You are viewing...

About the Residuals In Linear Regression

Updated on April 07, 2012 at the 17th hour
Posted under:

DISCLAIMER: All views are considered my own and you should not draw any conclusions on associates.

Anyone ever think about why the residuals need to be independent and identically normally distributed around mu = 0 and variance = 1? Well, I thought about it for a while and figured if you look at what linear regression does then you'll connect it with the reason why we like normally distributed residuals. Linear Regression attempts to fit a line to the data while minimizing the distance to each point. Any point not on the line is considered to have an error or residual (remains), so a reasonable assumption would be to say that the residuals should be as close to 0 as possible. Given that assumption a normal distribution with mean 0 accomplishes this task because ideally normally distributed errors would cancel each other out. You know with e1 = -1 e2 = 0 and e3 =1, add them up and it is 0. Besides most of the errors would be centered around the mean of 0, which is good therefore minimizing the prediction error. Variance is 1? I'm not completely sure, but if you think about decreasing variance you can see that your curve is still bell shaped, but more pointy, as you could say, whereas increasing the variance makes for a more flat bell shaped curve. (its easy to imagine this)

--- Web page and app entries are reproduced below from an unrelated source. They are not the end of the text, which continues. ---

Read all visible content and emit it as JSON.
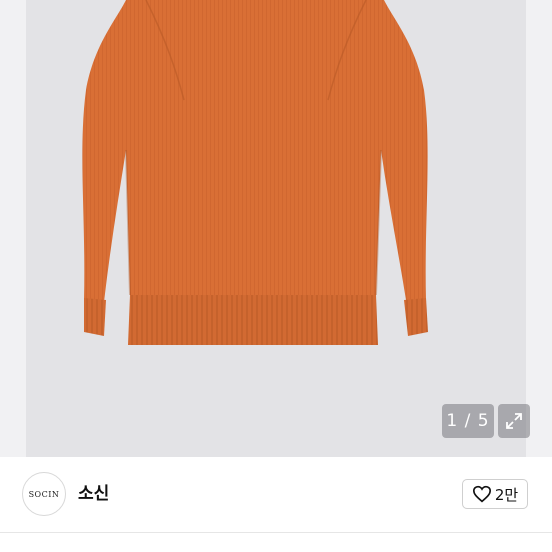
{
  "gallery": {
    "counter": "1 / 5",
    "expand_icon": "expand-arrows-icon",
    "product_color": "#d96f35"
  },
  "seller": {
    "avatar_text": "SOCIN",
    "name": "소신"
  },
  "like": {
    "icon": "heart-outline-icon",
    "count": "2만"
  }
}
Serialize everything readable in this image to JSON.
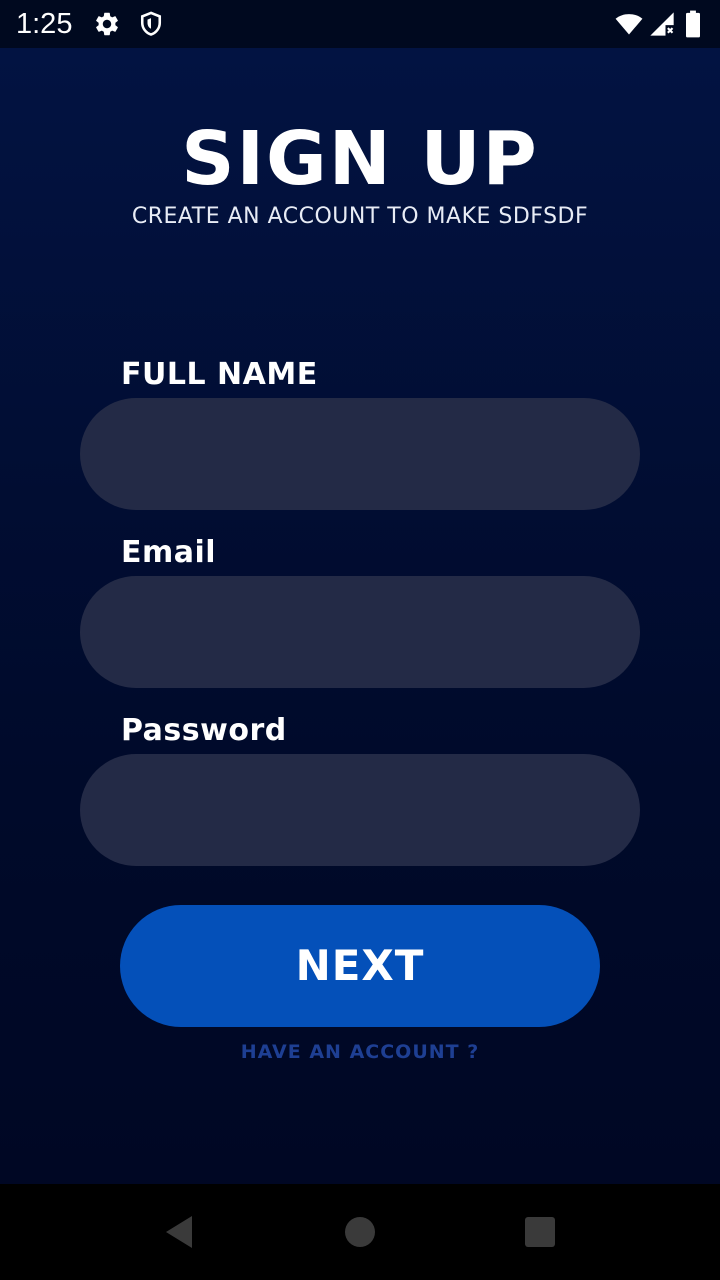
{
  "status_bar": {
    "time": "1:25",
    "icons": [
      "gear-icon",
      "shield-icon",
      "wifi-icon",
      "signal-icon",
      "battery-icon"
    ]
  },
  "header": {
    "title": "SIGN UP",
    "subtitle": "CREATE AN ACCOUNT TO MAKE SDFSDF"
  },
  "form": {
    "full_name": {
      "label": "FULL NAME",
      "value": ""
    },
    "email": {
      "label": "Email",
      "value": ""
    },
    "password": {
      "label": "Password",
      "value": ""
    }
  },
  "actions": {
    "next_label": "NEXT",
    "have_account_label": "HAVE AN ACCOUNT ?"
  },
  "colors": {
    "background_top": "#021342",
    "background_bottom": "#000724",
    "input_fill": "#232a46",
    "button_fill": "#0450b9",
    "link_text": "#1e3f93"
  },
  "nav_bar": {
    "icons": [
      "back-icon",
      "home-icon",
      "recents-icon"
    ]
  }
}
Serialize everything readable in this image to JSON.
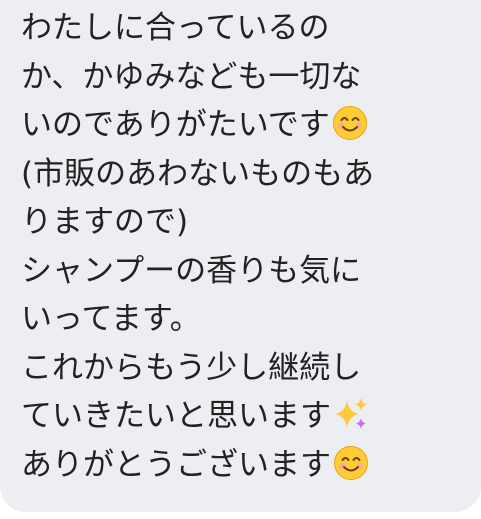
{
  "message": {
    "lines": [
      {
        "text": "わたしに合っているの",
        "emoji": ""
      },
      {
        "text": "か、かゆみなども一切な",
        "emoji": ""
      },
      {
        "text": "いのでありがたいです",
        "emoji": "smiling-face-icon"
      },
      {
        "text": "(市販のあわないものもあ",
        "emoji": ""
      },
      {
        "text": "りますので)",
        "emoji": ""
      },
      {
        "text": "シャンプーの香りも気に",
        "emoji": ""
      },
      {
        "text": "いってます。",
        "emoji": ""
      },
      {
        "text": "これからもう少し継続し",
        "emoji": ""
      },
      {
        "text": "ていきたいと思います",
        "emoji": "sparkles-icon"
      },
      {
        "text": "ありがとうございます",
        "emoji": "smiling-face-icon"
      }
    ]
  },
  "colors": {
    "bubble_background": "#eceef1",
    "text": "#222222"
  }
}
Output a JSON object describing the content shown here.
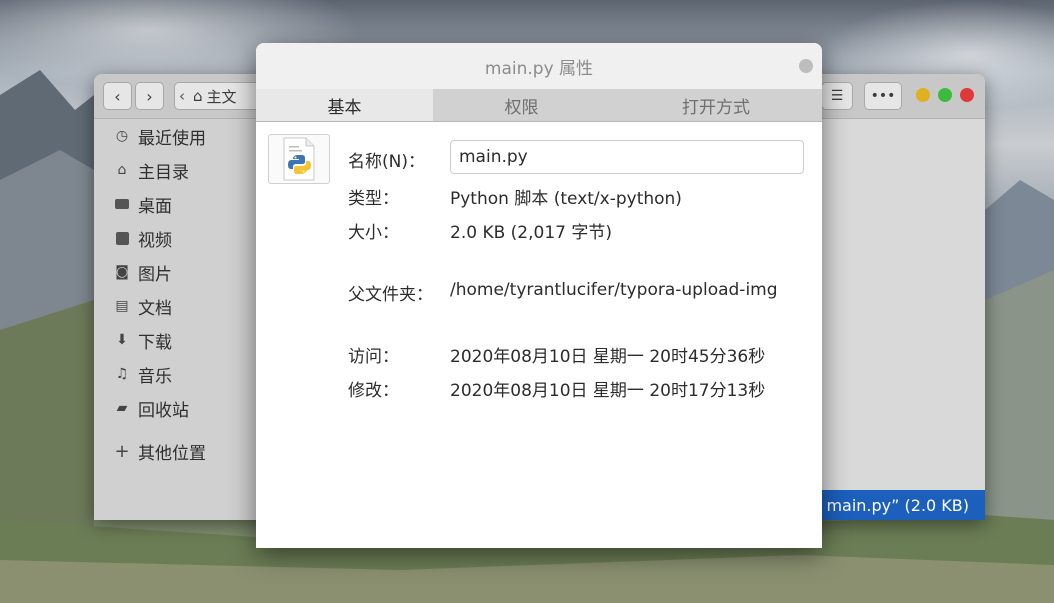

At this point, you could imagine assuming different distributions for the error terms such as chi-square or gamma to see why a skewed distribution would screw things up. with a gamma distribution you'd end up with a left or right skewed distribution curve meaning crazy big errors could happen and they wouldn't be minimized or let's say the error terms wouldn't be balanced.
You just read "About the Residuals In Linear Regression". Please share if you liked it!
You can read more recent posts here.